Senior Associate Member, Journal of Global Rights and Organizations
STRASBOURG, France – The European Court of Human Rights issued a release on September 12, 2023, announcing its Chamber judgement in the case of Romanov and Others v. Russia (application no. 58358/14). The case concerns Russia’s failure to protect the case applicants (complainants), all members of the LGBTQ+ community from homophobic attacks at a public demonstration. In addition, the case evaluated Russia’s failure to conduct an appropriate investigation into the incidents.
The Court held that Russian authorities failed to take effective measures to prevent and respond to the hate-motivated attacks, which caused physical injury to the complainants. Also, the Court held that Russian authorities failed to take the proper course of action to address the applicants’ complaints in Russian courts and to Russian authorities.

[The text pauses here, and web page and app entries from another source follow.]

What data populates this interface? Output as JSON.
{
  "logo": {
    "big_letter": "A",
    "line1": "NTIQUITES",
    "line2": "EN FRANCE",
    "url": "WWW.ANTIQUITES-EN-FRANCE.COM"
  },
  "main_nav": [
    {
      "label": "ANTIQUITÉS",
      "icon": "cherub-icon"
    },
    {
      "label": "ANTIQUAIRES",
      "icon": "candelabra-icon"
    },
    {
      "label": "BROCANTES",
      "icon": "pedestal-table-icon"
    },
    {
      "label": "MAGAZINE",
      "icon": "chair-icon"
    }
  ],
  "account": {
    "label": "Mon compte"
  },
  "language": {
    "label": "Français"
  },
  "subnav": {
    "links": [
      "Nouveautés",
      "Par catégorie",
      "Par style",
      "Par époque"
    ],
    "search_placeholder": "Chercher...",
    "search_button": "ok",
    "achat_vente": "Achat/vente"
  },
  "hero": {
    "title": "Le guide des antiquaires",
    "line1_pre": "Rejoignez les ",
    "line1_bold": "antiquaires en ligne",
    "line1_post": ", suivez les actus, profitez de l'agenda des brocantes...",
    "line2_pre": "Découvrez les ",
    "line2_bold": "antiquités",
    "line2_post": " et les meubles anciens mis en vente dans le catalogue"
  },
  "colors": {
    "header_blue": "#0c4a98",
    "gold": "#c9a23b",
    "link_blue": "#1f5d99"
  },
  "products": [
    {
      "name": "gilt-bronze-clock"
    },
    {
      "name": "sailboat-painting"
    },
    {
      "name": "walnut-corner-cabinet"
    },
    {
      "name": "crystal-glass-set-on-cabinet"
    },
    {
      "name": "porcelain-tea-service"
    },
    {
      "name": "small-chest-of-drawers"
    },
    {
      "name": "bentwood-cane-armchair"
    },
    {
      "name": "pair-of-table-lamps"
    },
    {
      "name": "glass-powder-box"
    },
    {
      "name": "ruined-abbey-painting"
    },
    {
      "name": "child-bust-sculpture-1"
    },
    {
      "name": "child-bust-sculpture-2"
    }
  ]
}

Importantly, the Court noted that this appeared to be common, albeit unfortunate, practice for addressing hate crimes against members of the LGBTQ+ community in Russia.
The applicants were a group of eleven Russian nationals, all members of the LGBTQ+ community. Between May 2012 and June 2013, seven of the applicants were attacked by counterdemonstrators while taking part in a specifically authorized LGBTQ+ demonstration in St. Petersburg. The police did not intervene. As a result, many of the applicants suffered serious injuries, including chemical burns, damage to their eyes, and physical assaults with weapons, as well as harassment and verbal abuse. Russian authorities largely dismissed complaints about the incidents without the attackers being identified. Further, Russian authorities, without conducting a determinative investigation, denied that homophobia motivated the violence.
Ultimately, the Court determined unanimously that Russian authorities violated the European Convention on Human Rights on numerous different accounts. Such violations include: a violation of Article 3 (prohibition of inhuman or degrading treatment, read in the light of Article 14 (prohibition of discrimination); a violation of Article 3 (effective investigation) read in the light of Article 14; a violation of Article 11 (freedom of assembly and association) taken alone and read in the light of Article 14; a violation of Article 5 §1 (right to liberty and security); and a violation of Article 11.
For further information, please see: